Dataset items
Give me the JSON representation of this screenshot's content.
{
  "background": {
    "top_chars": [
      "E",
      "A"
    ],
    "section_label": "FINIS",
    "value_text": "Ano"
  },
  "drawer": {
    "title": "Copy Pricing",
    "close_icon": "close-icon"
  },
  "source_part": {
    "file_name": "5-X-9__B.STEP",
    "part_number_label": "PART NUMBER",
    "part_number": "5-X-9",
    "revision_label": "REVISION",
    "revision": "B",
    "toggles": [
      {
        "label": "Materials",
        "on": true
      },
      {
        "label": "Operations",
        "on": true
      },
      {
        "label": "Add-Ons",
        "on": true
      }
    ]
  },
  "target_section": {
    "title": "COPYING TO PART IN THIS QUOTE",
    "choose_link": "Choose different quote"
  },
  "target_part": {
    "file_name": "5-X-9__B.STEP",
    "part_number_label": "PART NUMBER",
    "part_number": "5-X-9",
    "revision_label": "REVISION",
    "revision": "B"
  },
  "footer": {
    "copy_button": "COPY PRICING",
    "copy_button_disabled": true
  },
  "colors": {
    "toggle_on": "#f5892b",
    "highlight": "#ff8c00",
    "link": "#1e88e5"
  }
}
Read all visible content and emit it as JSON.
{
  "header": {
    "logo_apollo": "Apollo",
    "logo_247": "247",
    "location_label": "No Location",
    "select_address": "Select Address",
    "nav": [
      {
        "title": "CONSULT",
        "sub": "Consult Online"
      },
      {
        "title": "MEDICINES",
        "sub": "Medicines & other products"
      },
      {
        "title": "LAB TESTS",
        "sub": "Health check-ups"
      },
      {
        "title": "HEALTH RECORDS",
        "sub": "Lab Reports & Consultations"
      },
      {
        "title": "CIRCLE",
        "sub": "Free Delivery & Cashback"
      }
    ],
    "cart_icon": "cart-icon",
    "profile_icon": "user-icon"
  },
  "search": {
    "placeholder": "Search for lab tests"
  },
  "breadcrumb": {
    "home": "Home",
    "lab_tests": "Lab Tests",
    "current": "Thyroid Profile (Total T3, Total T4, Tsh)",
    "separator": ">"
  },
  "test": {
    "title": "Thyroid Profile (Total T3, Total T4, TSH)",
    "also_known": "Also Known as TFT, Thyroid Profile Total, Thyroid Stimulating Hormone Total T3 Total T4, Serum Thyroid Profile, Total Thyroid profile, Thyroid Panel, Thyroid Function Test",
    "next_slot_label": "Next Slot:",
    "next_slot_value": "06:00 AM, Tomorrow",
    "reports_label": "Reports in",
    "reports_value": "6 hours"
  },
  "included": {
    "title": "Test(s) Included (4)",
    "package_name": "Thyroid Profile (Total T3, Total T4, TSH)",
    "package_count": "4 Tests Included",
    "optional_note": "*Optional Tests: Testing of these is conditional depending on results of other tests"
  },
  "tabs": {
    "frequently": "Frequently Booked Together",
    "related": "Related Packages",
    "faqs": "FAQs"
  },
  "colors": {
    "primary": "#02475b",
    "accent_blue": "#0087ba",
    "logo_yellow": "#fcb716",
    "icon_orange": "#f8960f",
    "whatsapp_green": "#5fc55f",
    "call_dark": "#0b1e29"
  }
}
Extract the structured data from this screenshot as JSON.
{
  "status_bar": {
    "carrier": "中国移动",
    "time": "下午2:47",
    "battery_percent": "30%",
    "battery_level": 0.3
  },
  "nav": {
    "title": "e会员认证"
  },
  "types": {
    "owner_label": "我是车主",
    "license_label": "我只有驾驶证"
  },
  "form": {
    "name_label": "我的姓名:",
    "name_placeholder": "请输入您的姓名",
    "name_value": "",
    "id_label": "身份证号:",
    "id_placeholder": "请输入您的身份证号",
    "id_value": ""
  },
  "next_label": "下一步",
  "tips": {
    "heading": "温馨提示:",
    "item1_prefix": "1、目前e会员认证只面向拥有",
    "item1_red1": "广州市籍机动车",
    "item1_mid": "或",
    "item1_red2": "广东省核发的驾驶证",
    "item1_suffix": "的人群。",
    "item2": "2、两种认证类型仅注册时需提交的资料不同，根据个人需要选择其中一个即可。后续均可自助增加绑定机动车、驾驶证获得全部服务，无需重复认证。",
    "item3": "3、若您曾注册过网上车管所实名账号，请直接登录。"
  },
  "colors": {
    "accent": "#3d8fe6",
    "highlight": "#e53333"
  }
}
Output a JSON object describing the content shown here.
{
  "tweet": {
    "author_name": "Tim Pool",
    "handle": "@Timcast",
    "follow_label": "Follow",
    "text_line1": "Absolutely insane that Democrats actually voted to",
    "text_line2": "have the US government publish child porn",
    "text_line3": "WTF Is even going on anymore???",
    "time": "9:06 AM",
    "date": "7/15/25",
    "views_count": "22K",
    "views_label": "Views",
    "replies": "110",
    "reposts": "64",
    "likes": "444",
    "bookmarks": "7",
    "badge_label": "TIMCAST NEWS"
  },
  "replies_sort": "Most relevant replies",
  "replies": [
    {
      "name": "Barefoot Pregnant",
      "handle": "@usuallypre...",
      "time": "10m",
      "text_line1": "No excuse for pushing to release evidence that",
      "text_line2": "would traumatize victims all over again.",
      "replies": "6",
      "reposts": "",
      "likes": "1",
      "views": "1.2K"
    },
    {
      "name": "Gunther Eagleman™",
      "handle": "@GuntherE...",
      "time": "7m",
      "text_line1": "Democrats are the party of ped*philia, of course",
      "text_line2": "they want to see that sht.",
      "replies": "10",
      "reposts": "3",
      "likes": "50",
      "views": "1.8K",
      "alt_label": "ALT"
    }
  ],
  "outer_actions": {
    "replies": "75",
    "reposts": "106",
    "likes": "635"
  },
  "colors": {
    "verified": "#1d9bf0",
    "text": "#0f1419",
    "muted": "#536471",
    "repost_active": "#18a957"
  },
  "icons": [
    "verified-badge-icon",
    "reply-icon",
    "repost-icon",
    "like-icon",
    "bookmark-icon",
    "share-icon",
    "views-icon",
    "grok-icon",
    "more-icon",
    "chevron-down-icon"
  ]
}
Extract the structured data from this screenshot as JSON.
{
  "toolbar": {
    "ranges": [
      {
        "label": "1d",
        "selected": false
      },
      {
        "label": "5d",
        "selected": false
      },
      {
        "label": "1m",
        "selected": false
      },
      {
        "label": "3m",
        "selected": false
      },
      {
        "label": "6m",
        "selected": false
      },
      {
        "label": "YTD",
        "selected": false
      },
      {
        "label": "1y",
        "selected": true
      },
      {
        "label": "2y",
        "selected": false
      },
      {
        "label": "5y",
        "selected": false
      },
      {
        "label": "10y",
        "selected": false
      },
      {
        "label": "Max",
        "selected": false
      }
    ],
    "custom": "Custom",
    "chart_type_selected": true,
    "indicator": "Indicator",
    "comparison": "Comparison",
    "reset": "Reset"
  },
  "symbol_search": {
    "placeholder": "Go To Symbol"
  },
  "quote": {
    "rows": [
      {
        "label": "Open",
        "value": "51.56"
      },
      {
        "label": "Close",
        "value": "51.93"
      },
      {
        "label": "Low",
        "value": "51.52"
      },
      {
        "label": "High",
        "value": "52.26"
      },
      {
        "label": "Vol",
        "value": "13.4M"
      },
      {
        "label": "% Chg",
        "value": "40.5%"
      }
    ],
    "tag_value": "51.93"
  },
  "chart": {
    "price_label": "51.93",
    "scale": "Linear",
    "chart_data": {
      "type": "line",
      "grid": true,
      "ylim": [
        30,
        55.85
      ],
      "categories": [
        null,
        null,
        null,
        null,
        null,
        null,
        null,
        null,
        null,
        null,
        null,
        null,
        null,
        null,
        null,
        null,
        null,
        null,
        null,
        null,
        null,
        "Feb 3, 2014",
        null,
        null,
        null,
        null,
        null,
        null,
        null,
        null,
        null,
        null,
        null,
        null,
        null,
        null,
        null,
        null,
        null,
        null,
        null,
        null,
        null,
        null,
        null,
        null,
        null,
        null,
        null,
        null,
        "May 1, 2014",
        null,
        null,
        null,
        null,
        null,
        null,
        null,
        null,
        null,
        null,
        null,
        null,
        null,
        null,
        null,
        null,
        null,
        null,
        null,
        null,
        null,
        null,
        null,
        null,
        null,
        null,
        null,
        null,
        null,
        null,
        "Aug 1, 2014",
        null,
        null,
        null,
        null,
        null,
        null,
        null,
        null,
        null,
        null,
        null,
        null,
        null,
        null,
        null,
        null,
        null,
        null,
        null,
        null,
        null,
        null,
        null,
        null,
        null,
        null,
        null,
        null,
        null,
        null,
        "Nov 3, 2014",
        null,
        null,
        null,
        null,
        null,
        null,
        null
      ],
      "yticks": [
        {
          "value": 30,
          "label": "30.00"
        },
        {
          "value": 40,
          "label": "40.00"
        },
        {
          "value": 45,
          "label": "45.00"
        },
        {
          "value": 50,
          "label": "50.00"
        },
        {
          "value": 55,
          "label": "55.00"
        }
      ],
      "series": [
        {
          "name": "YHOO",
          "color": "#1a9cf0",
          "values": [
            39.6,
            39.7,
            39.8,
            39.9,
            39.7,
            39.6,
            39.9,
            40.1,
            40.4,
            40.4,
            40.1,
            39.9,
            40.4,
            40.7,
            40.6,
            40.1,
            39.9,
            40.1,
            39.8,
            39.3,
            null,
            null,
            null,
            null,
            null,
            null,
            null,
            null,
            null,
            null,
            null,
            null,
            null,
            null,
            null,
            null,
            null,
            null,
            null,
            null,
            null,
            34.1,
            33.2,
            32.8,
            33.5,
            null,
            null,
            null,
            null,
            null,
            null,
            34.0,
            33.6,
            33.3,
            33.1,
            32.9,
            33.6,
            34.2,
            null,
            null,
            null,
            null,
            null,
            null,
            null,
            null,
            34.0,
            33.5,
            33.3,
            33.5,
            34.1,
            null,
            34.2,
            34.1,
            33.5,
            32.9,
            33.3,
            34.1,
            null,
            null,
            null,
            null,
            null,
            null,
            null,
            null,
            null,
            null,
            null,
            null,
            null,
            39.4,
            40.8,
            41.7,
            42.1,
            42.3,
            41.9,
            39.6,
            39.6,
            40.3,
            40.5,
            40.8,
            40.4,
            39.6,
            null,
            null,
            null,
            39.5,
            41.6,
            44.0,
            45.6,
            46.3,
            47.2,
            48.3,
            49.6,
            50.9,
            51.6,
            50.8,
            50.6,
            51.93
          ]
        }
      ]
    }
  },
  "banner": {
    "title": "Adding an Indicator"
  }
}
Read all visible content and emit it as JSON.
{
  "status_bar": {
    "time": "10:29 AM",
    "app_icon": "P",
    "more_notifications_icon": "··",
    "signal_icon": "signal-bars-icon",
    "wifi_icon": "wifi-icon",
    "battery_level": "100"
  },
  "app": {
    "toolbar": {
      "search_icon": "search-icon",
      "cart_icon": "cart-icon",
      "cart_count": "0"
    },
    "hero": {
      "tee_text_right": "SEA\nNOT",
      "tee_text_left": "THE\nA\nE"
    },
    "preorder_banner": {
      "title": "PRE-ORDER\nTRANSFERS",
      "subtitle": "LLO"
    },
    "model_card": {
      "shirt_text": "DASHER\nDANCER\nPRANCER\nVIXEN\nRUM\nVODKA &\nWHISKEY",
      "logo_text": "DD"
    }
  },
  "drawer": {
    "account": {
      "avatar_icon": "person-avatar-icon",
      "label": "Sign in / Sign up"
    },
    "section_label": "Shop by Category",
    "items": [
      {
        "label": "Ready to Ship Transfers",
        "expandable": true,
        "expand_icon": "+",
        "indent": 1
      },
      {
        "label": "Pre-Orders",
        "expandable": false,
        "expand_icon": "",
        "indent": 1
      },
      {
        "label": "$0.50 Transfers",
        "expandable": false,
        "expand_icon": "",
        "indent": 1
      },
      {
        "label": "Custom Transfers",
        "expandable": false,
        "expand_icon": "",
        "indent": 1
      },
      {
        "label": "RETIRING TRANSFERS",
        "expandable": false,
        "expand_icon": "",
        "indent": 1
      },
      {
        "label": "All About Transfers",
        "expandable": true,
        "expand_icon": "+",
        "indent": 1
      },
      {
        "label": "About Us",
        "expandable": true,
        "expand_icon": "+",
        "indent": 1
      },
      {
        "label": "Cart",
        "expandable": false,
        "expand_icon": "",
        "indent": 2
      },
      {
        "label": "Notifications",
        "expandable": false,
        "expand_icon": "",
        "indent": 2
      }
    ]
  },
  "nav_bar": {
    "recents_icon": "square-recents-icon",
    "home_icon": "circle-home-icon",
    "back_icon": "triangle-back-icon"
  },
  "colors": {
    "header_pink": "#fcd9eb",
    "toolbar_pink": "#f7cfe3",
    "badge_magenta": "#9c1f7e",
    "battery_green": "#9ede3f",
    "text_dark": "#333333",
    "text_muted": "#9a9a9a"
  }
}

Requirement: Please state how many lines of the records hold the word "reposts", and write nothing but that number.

Response to this exercise: 4